Some years ago I held a part-time office job. “Good morning, Joe!” was my customary greeting to my co-worker, a middle-aged, good, but incredibly grumpy man.
For the first three months of our acquaintance, his invariable reply was, “What’s so good about it?”
The first time he said it, it was like a slap in the face. Something right around the region of my heart actually hurt. “How utterly
rude, ruthless, and uncouth,” I thought.
Nevertheless, I resolved to continue trumpeting my “Good morning!” every day with the same cheery intonation.
One day I faced him: “Listen, Joe, when I say ‘Good morning,’ I mean it. You know, I truly, really wish you a good morning.”
He began to mellow after that, and one day, behold! the incredible happened: He actually returned my good wishes.
Yes, the problem and I had met before.
Many a time, I had come across people in the work force who were by no means bad, ruthless, or uncouth, but whose deep-rooted philosophy regarding manners was:

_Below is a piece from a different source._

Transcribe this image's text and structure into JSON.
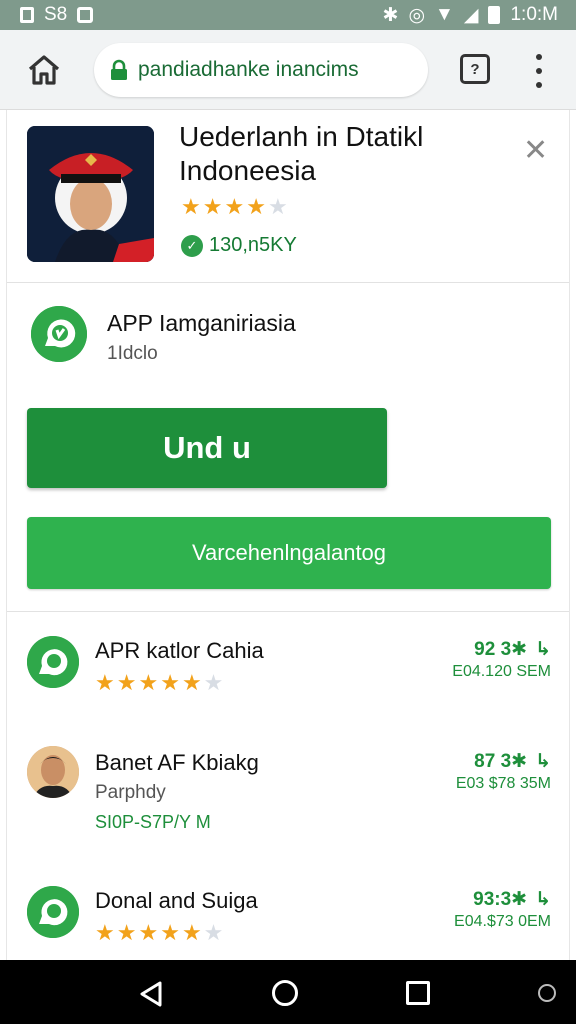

“If you don’t feel like saying it, you are faking it. Well, I’m
not a phony, so I won’t say it.”
Incredibly enough, a large sector of our society today, especially among the young, seems pervaded by this outlook. To be polite,

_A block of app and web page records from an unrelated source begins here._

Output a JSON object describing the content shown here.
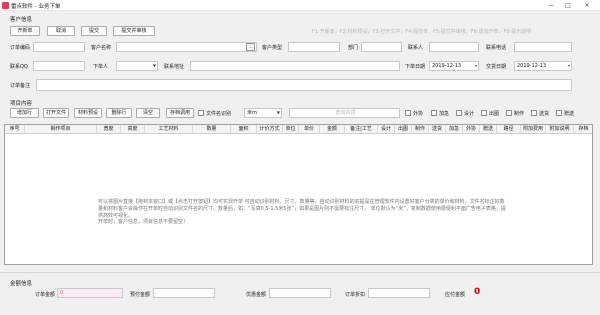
{
  "window": {
    "title": "雷点软件 - 业务下单",
    "minimize": "—",
    "maximize": "□",
    "close": "✕"
  },
  "customer_section": {
    "label": "客户信息",
    "buttons": [
      "开新单",
      "取消",
      "提交",
      "提交并审核"
    ],
    "shortcut_hint": "F1:开新单，F2:材料预设，F3:打开文件，F4:提交单，F5:提交并审核，F6:增加开单，F8:提示说明"
  },
  "fields": {
    "order_no_label": "订单编码",
    "customer_name_label": "客户名称",
    "customer_type_label": "客户类型",
    "department_label": "部门",
    "contact_label": "联系人",
    "contact_phone_label": "联系电话",
    "qq_label": "联系QQ",
    "placed_by_label": "下单人",
    "address_label": "联系地址",
    "order_date_label": "下单日期",
    "order_date_value": "2019-12-13",
    "delivery_date_label": "交货日期",
    "delivery_date_value": "2019-12-13",
    "remark_label": "订单备注"
  },
  "project_section": {
    "label": "项目内容",
    "buttons": [
      "增加行",
      "打开文件",
      "材料预设",
      "删除行",
      "清空",
      "存档调用"
    ],
    "filename_checkbox": "文件名识别",
    "unit_value": "米m",
    "search_placeholder": "查询内容",
    "process_checkboxes": [
      "外协",
      "加急",
      "设计",
      "出图",
      "制作",
      "送货",
      "赠送"
    ]
  },
  "table": {
    "columns": [
      "序号",
      "制作项目",
      "宽度",
      "高度",
      "工艺材料",
      "数量",
      "面积",
      "计价方式",
      "单位",
      "单价",
      "金额",
      "备注|工艺",
      "设计",
      "出图",
      "制作",
      "送货",
      "加急",
      "外协",
      "赠送",
      "路径",
      "附加费用",
      "附加说明",
      "存档"
    ]
  },
  "help": {
    "text": "可以将图片直接【拖到本窗口】或【点击打开按钮】均可实现开单 可自动识别材料、尺寸、数量等，自动识别材料的前提是在管理软件内设置好客户分类的单价和材料，文件名标注好数量和材料客户会操作在开单时自动识别文件名的尺寸、数量后，如：“写真0.5-1.5米5张”，如果是图片则不需要标注尺寸。  单位默认为“米”，复制数据使用很便利平面广告电子表格，提供高效可视化。",
    "text2": "开单时，客户信息，项目信息不要留空！"
  },
  "totals": {
    "label": "金额信息",
    "order_amount_label": "订单金额",
    "order_amount_value": "0",
    "prepaid_label": "预付金额",
    "discount_label": "优惠金额",
    "order_discount_label": "订单折扣",
    "payable_label": "应付金额",
    "payable_value": "0"
  },
  "colors": {
    "payable_red": "#e00000"
  }
}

to exercise good manners, to be attentive to others, is deemed prudish, unreal, “out of touch, fake.
Let’s go back to a time when manners were considered essential for good interaction with our fellow human beings.
From the time we were about five years old, mother was always there to make sure we said “hello” when we met someone, that
we rose and offered our seat to elderly ladies on the bus, that we said “happy birthday” at a party to the person whose birthday it was, that we said “thank you” when receiving a favor, and so on.
Later, as we grew a little older, we had to learn to begin and maintain conversations at the table, to greet people a little more extensively, to write acknowledgements and thank-you notes.
Believe me, the first time I had to say “happy birthday” to someone, I didn’t feel like saying it one bit. Every time I had to
stand up and let an old lady sit in my seat, I wished that she hadn’t come in at all, and many a time I felt rather like sticking my
tongue out at someone rather than saying the sweetest possible “Hello, how are you today?”
I certainly didn’t care what the answer to that question might be either.
But I had a good, old-fashioned mother, and she kept making me do it and correcting me when I failed to do so. And you know
After about fifteen years on this earth, a habit began to form.
And once the habit was formed, it came easily. And once if became easy, it was actually a pleasure...and I felt civilized!
One day, reading a story of a lady who, having had a very hard childhood, had developed several problems, I found the formula
for the problem.
She recounted her turbulent life and then described how she tried to truly start anew.
She only really began to feel that she was mending when she decided to help others even less fortunate than herself. It was hard at first, because she simply didn’t “feel” like doing it.
But she found that even if she did not feel like anything, she must at least “fake it,” and then, slowly but surely, she began to
feel that it was becoming part of her and that she was “making it.”
Yes, the fostering of good manners takes exactly this formula:
“Fake it till you make it.”
Once I asked Mother, “Mom, what are manners, anyway?” I shall never forget her simple, wisdom-filled answer: “Manners is
thinking of others.”
The reality that we are born a little bit on the barbarian side, far from having inborn good manners, does not justify our ignoring
or mistreating any human being.
Yes, we must be polite, even at the risk of “faking it.” And politeness must be taught, like mathematics, grammar, or music, from a very early age.
Still, a little skeptical voice somewhere inside of us may whisper: “Is all this “faking it” worth it? And, even if I “make it” and become a model citizen, what is the real advantage?”
The great advantage of “making it” is that, to begin, we will cease to feel like islands. No one likes a rude and impolite person.
Therefore, a rude person is automatically isolated.
If we are truly polite, there are a number of untold doors that will open before us. This world, even the most technologically sophisticated environments, is still made up of human beings.
Gas may move a vehicle, electronics may move a computer, but it is kindness that moves a human being.
It is but a short step from politeness to kindness. And from kindness to real caring is only another. And here is the greatest advantage of all: by becoming truly polite we will be well on the road to fulfilling Our Lord’s sublime command: “Love one another as I have loved you” (John 13:34). And we will be on our way to being like Him.